** Opening Input records block **

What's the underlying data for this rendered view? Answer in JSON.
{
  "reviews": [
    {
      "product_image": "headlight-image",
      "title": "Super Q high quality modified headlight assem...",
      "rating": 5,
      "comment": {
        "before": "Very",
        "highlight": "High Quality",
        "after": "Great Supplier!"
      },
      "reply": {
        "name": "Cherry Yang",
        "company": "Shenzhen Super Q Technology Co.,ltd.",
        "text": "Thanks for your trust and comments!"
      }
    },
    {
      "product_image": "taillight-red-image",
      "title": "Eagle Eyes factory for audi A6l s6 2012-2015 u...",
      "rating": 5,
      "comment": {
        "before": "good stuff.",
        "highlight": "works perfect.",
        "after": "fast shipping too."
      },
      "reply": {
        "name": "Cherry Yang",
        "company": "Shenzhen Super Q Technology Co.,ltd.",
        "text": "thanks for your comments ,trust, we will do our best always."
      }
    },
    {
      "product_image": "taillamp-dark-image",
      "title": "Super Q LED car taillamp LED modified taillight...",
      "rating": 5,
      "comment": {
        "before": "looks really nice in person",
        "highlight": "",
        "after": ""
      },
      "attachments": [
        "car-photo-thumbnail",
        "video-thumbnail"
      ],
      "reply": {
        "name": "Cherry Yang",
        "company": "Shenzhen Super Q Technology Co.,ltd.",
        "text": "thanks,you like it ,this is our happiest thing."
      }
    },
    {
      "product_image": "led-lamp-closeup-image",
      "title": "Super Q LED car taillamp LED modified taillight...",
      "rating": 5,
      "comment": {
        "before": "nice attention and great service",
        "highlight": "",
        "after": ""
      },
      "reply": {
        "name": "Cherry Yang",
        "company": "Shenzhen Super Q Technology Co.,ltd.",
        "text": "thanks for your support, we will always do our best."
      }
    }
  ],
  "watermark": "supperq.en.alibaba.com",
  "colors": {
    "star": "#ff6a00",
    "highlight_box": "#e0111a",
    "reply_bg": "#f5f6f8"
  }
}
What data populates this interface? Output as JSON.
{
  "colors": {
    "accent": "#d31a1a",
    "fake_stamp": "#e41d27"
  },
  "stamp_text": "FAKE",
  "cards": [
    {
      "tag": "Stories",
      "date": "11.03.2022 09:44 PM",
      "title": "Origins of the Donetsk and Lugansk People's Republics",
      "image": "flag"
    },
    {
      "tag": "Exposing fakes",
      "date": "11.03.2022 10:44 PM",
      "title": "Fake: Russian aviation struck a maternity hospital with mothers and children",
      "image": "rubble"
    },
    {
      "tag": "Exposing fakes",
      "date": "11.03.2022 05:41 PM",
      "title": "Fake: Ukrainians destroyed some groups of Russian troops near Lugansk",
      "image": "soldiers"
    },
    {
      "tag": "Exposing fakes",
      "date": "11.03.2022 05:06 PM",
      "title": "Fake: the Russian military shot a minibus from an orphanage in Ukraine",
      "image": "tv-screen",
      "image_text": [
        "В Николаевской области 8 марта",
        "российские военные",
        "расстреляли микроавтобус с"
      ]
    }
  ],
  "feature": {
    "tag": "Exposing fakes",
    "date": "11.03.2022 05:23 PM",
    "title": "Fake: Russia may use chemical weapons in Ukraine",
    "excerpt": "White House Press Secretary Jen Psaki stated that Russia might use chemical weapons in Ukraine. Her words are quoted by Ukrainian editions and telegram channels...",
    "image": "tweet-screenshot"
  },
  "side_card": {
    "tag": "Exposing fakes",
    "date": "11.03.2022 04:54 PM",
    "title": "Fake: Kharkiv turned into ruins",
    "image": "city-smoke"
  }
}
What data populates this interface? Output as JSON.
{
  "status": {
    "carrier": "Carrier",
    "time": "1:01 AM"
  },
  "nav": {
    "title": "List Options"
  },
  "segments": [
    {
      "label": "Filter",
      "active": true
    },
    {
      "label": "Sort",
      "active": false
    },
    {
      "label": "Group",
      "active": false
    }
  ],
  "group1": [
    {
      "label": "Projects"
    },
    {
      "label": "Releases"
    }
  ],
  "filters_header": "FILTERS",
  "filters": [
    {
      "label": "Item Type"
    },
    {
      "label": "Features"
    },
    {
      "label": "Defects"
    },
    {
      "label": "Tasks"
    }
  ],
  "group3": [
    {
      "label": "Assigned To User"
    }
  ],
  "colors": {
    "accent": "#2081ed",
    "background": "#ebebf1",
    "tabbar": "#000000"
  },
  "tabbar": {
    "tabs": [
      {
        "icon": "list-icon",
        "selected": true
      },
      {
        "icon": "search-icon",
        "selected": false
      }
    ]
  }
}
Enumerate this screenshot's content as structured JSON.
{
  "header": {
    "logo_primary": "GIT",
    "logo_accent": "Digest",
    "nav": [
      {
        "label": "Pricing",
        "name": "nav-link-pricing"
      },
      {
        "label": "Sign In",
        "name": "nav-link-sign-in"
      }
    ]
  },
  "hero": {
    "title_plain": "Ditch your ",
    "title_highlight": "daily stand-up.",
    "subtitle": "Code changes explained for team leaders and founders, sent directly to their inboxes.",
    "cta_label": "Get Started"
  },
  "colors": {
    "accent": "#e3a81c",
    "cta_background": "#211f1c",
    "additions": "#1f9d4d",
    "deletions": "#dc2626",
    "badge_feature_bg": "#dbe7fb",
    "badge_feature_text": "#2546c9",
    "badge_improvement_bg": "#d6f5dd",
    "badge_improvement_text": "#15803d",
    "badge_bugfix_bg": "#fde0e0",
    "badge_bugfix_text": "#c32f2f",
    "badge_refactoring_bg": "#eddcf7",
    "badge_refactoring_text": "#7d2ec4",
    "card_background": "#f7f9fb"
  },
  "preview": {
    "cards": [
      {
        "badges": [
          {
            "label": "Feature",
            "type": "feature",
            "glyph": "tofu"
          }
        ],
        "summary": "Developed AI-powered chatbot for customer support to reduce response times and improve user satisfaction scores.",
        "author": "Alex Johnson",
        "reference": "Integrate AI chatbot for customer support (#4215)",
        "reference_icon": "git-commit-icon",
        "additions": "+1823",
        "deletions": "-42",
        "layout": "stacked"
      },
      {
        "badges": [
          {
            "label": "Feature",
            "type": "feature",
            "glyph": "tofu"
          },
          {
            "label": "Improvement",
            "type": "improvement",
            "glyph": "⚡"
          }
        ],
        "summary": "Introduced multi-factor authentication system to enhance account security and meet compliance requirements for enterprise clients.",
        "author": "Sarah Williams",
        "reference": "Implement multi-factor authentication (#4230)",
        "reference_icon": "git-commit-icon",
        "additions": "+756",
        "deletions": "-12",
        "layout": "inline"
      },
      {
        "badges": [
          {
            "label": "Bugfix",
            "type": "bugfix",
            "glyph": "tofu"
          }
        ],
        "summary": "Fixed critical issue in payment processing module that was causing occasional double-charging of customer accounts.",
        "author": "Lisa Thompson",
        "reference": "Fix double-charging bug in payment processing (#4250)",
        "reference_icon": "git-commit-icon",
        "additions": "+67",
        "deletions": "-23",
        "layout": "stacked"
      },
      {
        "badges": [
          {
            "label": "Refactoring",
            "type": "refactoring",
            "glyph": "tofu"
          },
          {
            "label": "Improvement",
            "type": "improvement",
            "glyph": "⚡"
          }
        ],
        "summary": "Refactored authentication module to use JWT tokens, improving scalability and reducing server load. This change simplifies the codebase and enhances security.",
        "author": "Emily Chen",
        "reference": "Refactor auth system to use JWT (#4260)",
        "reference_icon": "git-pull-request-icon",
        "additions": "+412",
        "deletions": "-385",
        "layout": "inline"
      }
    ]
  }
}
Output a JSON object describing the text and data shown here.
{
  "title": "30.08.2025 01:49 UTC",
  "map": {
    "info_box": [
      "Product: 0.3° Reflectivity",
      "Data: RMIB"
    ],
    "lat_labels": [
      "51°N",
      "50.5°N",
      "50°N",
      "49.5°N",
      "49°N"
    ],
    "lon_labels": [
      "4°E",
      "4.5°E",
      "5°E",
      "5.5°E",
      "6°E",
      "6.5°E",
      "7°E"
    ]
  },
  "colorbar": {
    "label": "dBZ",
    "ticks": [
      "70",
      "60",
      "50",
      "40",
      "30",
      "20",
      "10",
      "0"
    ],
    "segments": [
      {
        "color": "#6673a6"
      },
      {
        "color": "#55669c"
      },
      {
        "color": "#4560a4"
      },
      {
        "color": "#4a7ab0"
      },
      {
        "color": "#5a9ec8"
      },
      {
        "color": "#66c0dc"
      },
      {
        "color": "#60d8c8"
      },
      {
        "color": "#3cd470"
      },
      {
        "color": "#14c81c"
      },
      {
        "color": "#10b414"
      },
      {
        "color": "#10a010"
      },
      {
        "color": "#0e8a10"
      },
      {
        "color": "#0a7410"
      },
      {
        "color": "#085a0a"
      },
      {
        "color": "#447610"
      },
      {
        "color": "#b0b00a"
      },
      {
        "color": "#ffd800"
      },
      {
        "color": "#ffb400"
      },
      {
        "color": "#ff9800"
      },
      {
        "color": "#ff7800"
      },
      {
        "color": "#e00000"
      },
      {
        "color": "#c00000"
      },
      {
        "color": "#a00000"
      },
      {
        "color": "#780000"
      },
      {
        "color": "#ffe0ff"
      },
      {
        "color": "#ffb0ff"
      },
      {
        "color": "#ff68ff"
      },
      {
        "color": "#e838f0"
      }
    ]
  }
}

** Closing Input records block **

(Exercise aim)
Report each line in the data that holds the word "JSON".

(Task solution)
What's the underlying data for this rendered view? Answer in JSON.
What data populates this interface? Output as JSON.
What data populates this interface? Output as JSON.
Enumerate this screenshot's content as structured JSON.
Output a JSON object describing the text and data shown here.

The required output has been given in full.